§ Description of the task: Find every line below with the string "기출문제풀이반" and pick it out.

§ Input for this task:
• • • •

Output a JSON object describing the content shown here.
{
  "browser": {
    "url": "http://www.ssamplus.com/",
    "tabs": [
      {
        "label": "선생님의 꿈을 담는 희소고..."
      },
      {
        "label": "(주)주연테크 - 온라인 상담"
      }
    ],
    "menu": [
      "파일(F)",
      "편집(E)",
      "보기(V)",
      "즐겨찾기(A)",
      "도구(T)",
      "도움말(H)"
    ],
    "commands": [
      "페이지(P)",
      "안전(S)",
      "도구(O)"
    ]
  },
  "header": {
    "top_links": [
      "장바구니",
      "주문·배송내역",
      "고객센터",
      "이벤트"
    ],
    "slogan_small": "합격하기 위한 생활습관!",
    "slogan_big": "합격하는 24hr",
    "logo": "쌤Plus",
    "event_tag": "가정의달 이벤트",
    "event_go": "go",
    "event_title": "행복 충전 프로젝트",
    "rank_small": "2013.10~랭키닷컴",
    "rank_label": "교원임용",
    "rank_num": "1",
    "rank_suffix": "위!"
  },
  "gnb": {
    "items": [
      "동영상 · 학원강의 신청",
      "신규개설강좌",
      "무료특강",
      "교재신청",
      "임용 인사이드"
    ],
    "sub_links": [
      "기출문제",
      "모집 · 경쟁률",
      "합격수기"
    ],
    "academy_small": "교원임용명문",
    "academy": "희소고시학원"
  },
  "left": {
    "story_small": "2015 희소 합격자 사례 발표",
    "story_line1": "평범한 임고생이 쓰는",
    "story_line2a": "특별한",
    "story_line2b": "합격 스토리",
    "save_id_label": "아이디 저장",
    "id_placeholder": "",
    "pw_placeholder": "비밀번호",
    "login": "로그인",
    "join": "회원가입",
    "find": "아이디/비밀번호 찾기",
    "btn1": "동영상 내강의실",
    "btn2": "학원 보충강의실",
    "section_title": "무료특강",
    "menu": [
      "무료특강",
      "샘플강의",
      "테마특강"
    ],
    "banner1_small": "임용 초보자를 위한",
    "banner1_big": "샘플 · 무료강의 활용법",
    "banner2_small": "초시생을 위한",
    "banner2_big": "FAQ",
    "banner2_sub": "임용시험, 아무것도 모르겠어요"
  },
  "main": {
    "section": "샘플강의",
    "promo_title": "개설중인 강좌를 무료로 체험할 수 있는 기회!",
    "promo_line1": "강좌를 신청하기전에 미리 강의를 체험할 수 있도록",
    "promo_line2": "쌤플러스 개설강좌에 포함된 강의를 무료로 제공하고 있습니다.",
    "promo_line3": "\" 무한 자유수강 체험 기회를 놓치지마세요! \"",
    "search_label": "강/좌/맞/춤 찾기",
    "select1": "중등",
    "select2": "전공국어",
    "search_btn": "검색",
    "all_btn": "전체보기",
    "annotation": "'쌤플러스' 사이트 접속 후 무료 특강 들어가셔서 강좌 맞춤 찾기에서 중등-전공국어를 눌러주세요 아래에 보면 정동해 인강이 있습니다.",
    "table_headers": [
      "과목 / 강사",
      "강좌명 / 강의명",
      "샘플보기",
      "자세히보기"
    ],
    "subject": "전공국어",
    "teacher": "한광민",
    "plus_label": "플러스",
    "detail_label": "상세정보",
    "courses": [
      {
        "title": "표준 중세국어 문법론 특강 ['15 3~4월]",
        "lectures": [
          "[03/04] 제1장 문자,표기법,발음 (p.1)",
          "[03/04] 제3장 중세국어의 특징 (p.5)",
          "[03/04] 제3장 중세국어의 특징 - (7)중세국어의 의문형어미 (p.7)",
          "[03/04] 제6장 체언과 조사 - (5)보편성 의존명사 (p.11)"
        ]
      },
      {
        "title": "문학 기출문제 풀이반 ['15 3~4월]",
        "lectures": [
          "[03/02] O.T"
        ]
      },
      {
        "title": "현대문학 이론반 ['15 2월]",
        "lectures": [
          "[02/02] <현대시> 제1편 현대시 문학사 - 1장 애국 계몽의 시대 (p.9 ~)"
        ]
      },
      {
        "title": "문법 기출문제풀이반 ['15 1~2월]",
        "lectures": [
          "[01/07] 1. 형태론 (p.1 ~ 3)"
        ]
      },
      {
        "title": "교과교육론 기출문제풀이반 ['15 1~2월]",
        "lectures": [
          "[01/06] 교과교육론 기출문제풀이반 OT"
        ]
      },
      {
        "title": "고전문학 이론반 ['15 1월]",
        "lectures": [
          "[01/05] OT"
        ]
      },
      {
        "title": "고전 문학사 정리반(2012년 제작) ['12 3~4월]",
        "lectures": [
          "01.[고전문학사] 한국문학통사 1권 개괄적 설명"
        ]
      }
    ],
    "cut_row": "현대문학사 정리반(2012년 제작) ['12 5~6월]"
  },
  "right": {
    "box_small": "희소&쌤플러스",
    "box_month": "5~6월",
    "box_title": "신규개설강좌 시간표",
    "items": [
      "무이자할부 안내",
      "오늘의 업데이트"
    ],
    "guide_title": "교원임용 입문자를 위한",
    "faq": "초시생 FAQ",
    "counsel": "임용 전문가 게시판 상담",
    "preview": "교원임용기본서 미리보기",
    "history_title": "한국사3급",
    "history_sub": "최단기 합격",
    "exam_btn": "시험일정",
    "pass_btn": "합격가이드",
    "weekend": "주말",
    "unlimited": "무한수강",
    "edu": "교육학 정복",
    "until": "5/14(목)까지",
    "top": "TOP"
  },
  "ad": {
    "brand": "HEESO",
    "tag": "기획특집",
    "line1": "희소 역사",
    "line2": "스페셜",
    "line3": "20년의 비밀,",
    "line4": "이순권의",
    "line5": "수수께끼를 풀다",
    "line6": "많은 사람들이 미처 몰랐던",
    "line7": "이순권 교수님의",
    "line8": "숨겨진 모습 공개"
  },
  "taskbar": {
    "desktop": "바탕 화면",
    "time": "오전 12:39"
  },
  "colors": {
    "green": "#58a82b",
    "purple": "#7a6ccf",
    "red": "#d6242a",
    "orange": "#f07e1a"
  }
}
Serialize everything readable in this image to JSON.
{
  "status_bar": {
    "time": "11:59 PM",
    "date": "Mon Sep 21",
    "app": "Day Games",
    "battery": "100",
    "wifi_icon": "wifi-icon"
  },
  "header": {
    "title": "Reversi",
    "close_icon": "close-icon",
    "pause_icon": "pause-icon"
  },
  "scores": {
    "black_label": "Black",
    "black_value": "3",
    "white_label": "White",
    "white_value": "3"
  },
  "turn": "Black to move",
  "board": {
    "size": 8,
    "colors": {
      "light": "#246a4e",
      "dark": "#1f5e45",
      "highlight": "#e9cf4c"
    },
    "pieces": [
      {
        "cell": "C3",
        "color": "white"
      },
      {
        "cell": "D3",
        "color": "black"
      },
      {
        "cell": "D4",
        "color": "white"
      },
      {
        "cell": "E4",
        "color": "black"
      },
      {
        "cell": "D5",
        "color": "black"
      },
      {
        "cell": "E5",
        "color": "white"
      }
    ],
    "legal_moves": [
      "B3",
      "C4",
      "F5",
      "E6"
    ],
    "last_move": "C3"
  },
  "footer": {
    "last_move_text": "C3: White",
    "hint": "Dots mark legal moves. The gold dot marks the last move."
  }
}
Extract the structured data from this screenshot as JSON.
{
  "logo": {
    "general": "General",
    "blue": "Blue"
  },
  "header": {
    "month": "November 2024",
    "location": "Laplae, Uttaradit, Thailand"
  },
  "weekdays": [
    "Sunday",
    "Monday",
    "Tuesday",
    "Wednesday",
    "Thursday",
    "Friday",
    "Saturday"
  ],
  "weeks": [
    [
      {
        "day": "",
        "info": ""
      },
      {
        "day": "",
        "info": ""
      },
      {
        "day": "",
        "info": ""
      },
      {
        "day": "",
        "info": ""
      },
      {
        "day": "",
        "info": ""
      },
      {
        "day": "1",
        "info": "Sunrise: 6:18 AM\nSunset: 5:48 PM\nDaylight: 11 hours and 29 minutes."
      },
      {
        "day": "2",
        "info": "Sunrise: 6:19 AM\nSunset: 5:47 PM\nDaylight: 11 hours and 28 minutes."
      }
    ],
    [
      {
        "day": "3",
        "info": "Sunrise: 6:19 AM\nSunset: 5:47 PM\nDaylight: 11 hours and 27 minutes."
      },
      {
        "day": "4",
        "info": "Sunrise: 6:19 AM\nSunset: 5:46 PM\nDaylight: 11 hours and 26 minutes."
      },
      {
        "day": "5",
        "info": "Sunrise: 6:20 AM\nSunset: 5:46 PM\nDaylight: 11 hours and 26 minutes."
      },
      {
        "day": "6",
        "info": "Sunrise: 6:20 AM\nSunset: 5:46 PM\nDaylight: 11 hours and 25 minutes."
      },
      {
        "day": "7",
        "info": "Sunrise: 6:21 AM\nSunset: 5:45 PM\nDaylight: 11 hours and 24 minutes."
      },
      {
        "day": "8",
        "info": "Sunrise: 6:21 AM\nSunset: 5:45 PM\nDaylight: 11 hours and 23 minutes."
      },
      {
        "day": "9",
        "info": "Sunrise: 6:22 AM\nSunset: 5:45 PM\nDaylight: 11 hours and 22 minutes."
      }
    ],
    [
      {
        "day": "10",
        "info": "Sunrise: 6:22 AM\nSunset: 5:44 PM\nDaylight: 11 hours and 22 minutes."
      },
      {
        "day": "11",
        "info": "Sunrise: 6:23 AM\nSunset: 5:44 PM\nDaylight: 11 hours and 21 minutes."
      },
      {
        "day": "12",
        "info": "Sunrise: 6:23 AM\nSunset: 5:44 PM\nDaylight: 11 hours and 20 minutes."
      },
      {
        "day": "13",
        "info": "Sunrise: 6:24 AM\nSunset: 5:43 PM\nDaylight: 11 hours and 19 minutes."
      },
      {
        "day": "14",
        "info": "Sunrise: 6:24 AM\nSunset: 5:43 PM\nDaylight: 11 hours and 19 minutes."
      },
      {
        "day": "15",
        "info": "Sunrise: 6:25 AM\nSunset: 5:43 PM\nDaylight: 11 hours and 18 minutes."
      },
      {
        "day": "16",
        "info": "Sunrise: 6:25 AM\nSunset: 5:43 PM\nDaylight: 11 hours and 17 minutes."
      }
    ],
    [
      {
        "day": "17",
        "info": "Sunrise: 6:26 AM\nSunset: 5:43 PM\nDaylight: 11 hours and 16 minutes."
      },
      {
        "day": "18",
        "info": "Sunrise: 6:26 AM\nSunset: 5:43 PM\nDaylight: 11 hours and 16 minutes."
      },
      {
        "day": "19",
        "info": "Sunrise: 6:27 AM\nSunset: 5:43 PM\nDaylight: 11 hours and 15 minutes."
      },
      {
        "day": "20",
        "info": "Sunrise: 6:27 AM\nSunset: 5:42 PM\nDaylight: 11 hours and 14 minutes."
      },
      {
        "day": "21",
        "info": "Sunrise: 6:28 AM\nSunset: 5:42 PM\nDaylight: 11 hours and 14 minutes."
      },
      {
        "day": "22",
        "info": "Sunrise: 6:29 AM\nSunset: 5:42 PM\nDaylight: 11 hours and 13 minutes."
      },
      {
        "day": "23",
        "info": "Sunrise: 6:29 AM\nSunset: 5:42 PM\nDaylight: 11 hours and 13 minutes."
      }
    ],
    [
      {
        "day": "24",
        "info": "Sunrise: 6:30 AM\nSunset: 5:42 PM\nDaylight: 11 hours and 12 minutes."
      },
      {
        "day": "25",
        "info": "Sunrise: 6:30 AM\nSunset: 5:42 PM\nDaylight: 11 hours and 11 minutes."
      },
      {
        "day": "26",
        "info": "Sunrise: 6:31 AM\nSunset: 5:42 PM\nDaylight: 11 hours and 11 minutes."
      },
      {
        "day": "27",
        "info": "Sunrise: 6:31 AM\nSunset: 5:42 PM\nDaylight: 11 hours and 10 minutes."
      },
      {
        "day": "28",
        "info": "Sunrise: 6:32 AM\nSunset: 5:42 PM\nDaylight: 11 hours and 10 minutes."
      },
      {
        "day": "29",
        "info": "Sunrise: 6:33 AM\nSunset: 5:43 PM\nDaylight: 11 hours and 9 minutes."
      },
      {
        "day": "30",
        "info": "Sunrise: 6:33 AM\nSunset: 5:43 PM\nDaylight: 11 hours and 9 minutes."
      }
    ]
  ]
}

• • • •

§ Written solution:
        "title": "문법 기출문제풀이반 ['15 1~2월]",
        "title": "교과교육론 기출문제풀이반 ['15 1~2월]",
          "[01/06] 교과교육론 기출문제풀이반 OT"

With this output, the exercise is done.